What is true of artists is also true of those in crafts, in the trades, in education or in journalism. For example, high-quality bloggers who appeal to a Christian audience (perhaps like your Working Catholic writer) are not compelled to hammer home any Christian message, nor even mention religion as such. It is enough to report accurately on a human condition, to write thoroughly and to trust that an engaged reader will see some thread of the mystery of cross and resurrection in the report, if she or he is so disposed. Puff and fluff, sugar and cinnamon, banal pleasantries and hallow compliments, or noble intentions and laying it on thick—all undermine what their purveyors presumably think they are accomplishing.  

Of course, cultural comment like in this column makes generalities. There are complexities and exceptions. But the flood of sweetness in our culture, albeit sincere, is ruining our public life.

Why does sentiment appear where it doesn’t belong? Why is it a common default position? What are its side effects? What can be done? To be continued…

Droel edits INITIATIVES (PO Box 291102, Chicago, IL 60629), a newsletter about faith and work.

Wednesday, January 7, 2015


   When we were in Guatemala last spring we visited a group called NISQUA a U.S. NGO that accompanies court witnesses as international protectors from assassination.  I asked the NISQUA representative about the cause of violence and repression in Guatemala expecting she would say – capitalism.  No – without hesitation she said – RACISM!   Racism can pervert any system or political – economic structure.  Racism in the U.S. is different than in other countries in the Americas, but at its core it is the same.  It is the refusal to grant the status brothers and sisters to certain people because of color and/or social class. The Jewish Bible calls them the ‘anawim.’  Today it’s the low wage workers – the unemployed – the indigenous – immigrants and African Americans shot and killed by police and neighborhood lawlessness.

   A popular Christmas tale is the story of the Three Kings found in the Gospel of Matthew. (Mt. C. 2)    The author of Matthew attempts to adjust the Jewish messiah myth and refer it to Jesus.  Jesus is presented as a special child born in poverty but a king destined to bring the Kingdom of Heaven to the world.  He will be called out of Egypt as stated in Jewish Scripture.   The homilist at our San Francisco parish, before a packed church of over500 of the faithful, noted that the story is metaphorical but pointed to the truth of the story which is a matter of Faith.  The kingdom of non violent peace is here for all but only insofar as we are people of good will.  That means people of Faith committed to bringing about the Kingdom of Heaven – not just Christians but all people for all people.  Our homilist exuded the ‘Joy of the Gospel.’

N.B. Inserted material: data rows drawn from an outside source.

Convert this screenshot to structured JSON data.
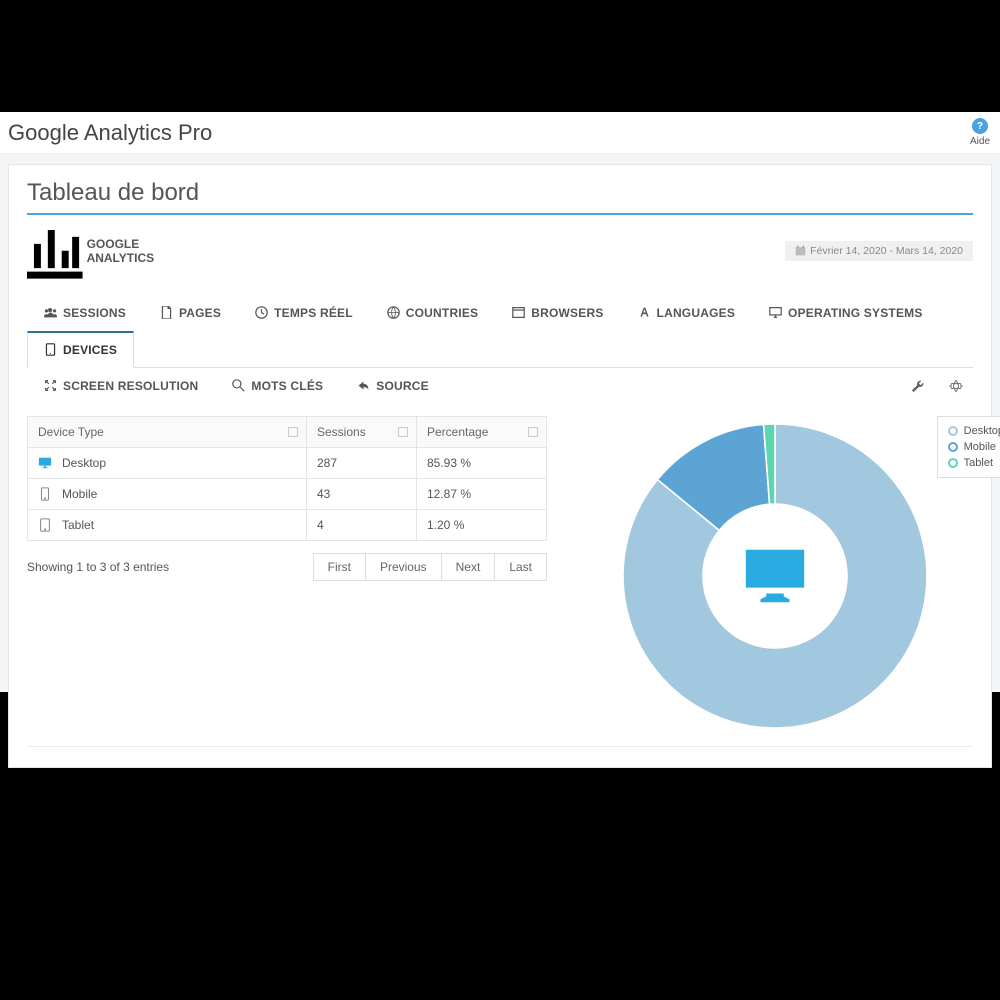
{
  "header": {
    "app_title": "Google Analytics Pro",
    "aide_label": "Aide"
  },
  "panel": {
    "dashboard_title": "Tableau de bord",
    "subhead": "GOOGLE ANALYTICS",
    "date_range": "Février 14, 2020 - Mars 14, 2020"
  },
  "tabs": {
    "row1": [
      {
        "label": "SESSIONS"
      },
      {
        "label": "PAGES"
      },
      {
        "label": "TEMPS RÉEL"
      },
      {
        "label": "COUNTRIES"
      },
      {
        "label": "BROWSERS"
      },
      {
        "label": "LANGUAGES"
      },
      {
        "label": "OPERATING SYSTEMS"
      },
      {
        "label": "DEVICES"
      }
    ],
    "row2": [
      {
        "label": "SCREEN RESOLUTION"
      },
      {
        "label": "MOTS CLÉS"
      },
      {
        "label": "SOURCE"
      }
    ],
    "active": "DEVICES"
  },
  "table": {
    "headers": [
      "Device Type",
      "Sessions",
      "Percentage"
    ],
    "rows": [
      {
        "device": "Desktop",
        "sessions": "287",
        "percentage": "85.93 %",
        "color": "#29abe2"
      },
      {
        "device": "Mobile",
        "sessions": "43",
        "percentage": "12.87 %",
        "color": "#888"
      },
      {
        "device": "Tablet",
        "sessions": "4",
        "percentage": "1.20 %",
        "color": "#888"
      }
    ],
    "showing": "Showing 1 to 3 of 3 entries",
    "pager": {
      "first": "First",
      "previous": "Previous",
      "next": "Next",
      "last": "Last"
    }
  },
  "legend": [
    {
      "label": "Desktop",
      "color": "#a2c8e0"
    },
    {
      "label": "Mobile",
      "color": "#5ba4d4"
    },
    {
      "label": "Tablet",
      "color": "#5fd4b1"
    }
  ],
  "chart_data": {
    "type": "pie",
    "title": "",
    "series": [
      {
        "name": "Desktop",
        "value": 85.93,
        "color": "#a2c8e0"
      },
      {
        "name": "Mobile",
        "value": 12.87,
        "color": "#5ba4d4"
      },
      {
        "name": "Tablet",
        "value": 1.2,
        "color": "#5fd4b1"
      }
    ],
    "donut": true
  }
}
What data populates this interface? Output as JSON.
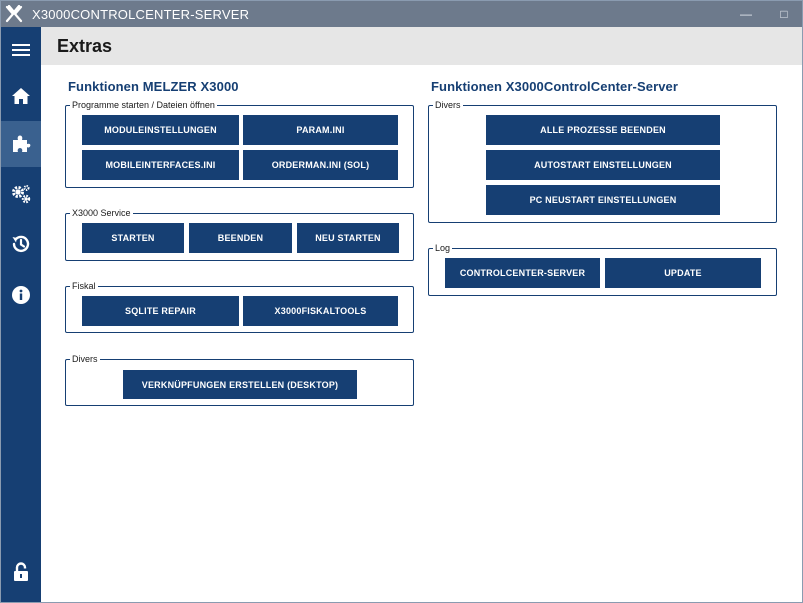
{
  "window": {
    "title": "X3000CONTROLCENTER-SERVER",
    "minimize_glyph": "—",
    "maximize_glyph": "□"
  },
  "header": {
    "title": "Extras"
  },
  "sidebar": {
    "items": [
      {
        "name": "menu",
        "icon": "hamburger-menu-icon"
      },
      {
        "name": "home",
        "icon": "home-icon"
      },
      {
        "name": "extras",
        "icon": "puzzle-icon",
        "active": true
      },
      {
        "name": "settings",
        "icon": "gears-icon"
      },
      {
        "name": "history",
        "icon": "history-icon"
      },
      {
        "name": "info",
        "icon": "info-icon"
      },
      {
        "name": "lock",
        "icon": "lock-icon"
      }
    ]
  },
  "left": {
    "title": "Funktionen MELZER X3000",
    "programs": {
      "legend": "Programme starten / Dateien öffnen",
      "buttons": [
        "MODULEINSTELLUNGEN",
        "PARAM.INI",
        "MOBILEINTERFACES.INI",
        "ORDERMAN.INI (SOL)"
      ]
    },
    "service": {
      "legend": "X3000 Service",
      "buttons": [
        "STARTEN",
        "BEENDEN",
        "NEU STARTEN"
      ]
    },
    "fiskal": {
      "legend": "Fiskal",
      "buttons": [
        "SQLITE REPAIR",
        "X3000FISKALTOOLS"
      ]
    },
    "divers": {
      "legend": "Divers",
      "buttons": [
        "VERKNÜPFUNGEN ERSTELLEN (DESKTOP)"
      ]
    }
  },
  "right": {
    "title": "Funktionen X3000ControlCenter-Server",
    "divers": {
      "legend": "Divers",
      "buttons": [
        "ALLE PROZESSE BEENDEN",
        "AUTOSTART EINSTELLUNGEN",
        "PC NEUSTART EINSTELLUNGEN"
      ]
    },
    "log": {
      "legend": "Log",
      "buttons": [
        "CONTROLCENTER-SERVER",
        "UPDATE"
      ]
    }
  },
  "colors": {
    "primary": "#163f73",
    "titlebar": "#6d7a8c",
    "sidebar_active": "#3a618f",
    "header_bg": "#e6e6e6"
  }
}
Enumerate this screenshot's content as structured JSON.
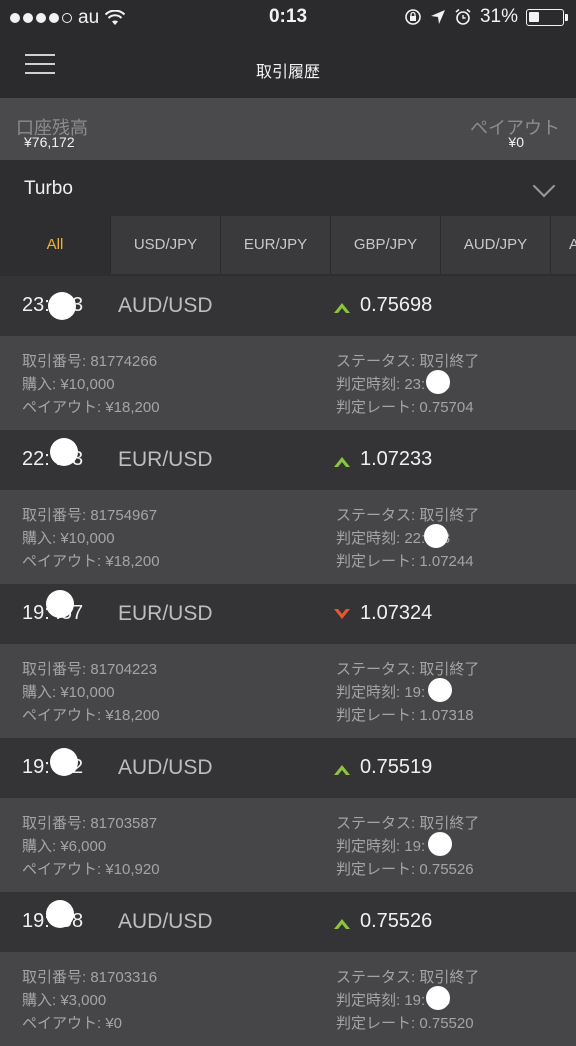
{
  "status_bar": {
    "carrier": "au",
    "time": "0:13",
    "battery": "31%",
    "battery_level": 0.31
  },
  "header": {
    "title": "取引履歴"
  },
  "balance": {
    "account_label": "口座残高",
    "account_value": "¥76,172",
    "payout_label": "ペイアウト",
    "payout_value": "¥0"
  },
  "mode": {
    "label": "Turbo"
  },
  "tabs": [
    "All",
    "USD/JPY",
    "EUR/JPY",
    "GBP/JPY",
    "AUD/JPY",
    "A"
  ],
  "colors": {
    "accent": "#f2b233",
    "up": "#8cc43f",
    "down": "#e8572e"
  },
  "trades": [
    {
      "time": "23:  :03",
      "pair": "AUD/USD",
      "direction": "up",
      "rate": "0.75698",
      "id": "取引番号: 81774266",
      "purchase": "購入: ¥10,000",
      "payout": "ペイアウト: ¥18,200",
      "status": "ステータス: 取引終了",
      "judge_time": "判定時刻: 23:  :03",
      "judge_rate": "判定レート: 0.75704"
    },
    {
      "time": "22:  :03",
      "pair": "EUR/USD",
      "direction": "up",
      "rate": "1.07233",
      "id": "取引番号: 81754967",
      "purchase": "購入: ¥10,000",
      "payout": "ペイアウト: ¥18,200",
      "status": "ステータス: 取引終了",
      "judge_time": "判定時刻: 22:  :03",
      "judge_rate": "判定レート: 1.07244"
    },
    {
      "time": "19:  :57",
      "pair": "EUR/USD",
      "direction": "down",
      "rate": "1.07324",
      "id": "取引番号: 81704223",
      "purchase": "購入: ¥10,000",
      "payout": "ペイアウト: ¥18,200",
      "status": "ステータス: 取引終了",
      "judge_time": "判定時刻: 19:  :57",
      "judge_rate": "判定レート: 1.07318"
    },
    {
      "time": "19:  :02",
      "pair": "AUD/USD",
      "direction": "up",
      "rate": "0.75519",
      "id": "取引番号: 81703587",
      "purchase": "購入: ¥6,000",
      "payout": "ペイアウト: ¥10,920",
      "status": "ステータス: 取引終了",
      "judge_time": "判定時刻: 19:  :02",
      "judge_rate": "判定レート: 0.75526"
    },
    {
      "time": "19:  :58",
      "pair": "AUD/USD",
      "direction": "up",
      "rate": "0.75526",
      "id": "取引番号: 81703316",
      "purchase": "購入: ¥3,000",
      "payout": "ペイアウト: ¥0",
      "status": "ステータス: 取引終了",
      "judge_time": "判定時刻: 19:  :58",
      "judge_rate": "判定レート: 0.75520"
    }
  ]
}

    But Matthew’s story relates that King Herod slaughtered all the children in Bethlehem under two years old to protect his position in the Roman Imperium which promises the ‘Pax Romana’ to the world but through violence.  We’ve moved to Roman Imperial horror.  It was easily dismissed by our San Francisco homilist with a short comment – then, after all it is just a story.  But what does it remember?  What does it point to?

   If you relate the gospel story to the current news cycle, the slaughter of innocent children is present in full force especially in Milwaukee but also in San Francisco.  The sound of Rachel crying is clear once again.

“Then was fulfilled that which was spoken by Jeremiah the prophet, saying, In R’ama there was a voice heard in lamentation and weeping and great mourning.  Rachel weeping for her children and would not be comforted for they were no more.” (Mt. C. v. 17-18)

    We have to ask why and what are we going to do about it?  Faith includes imagination and commitment.  A beginning would be an all inclusive discussion by Faith communities about racism with a goal of stopping the political, economic and military violence against God’s chosen ones – the ‘anawim.’  The joy of the Gospel is in co-creating the Kingdom of Heaven despite the opposition of the seeming ever present Imperium.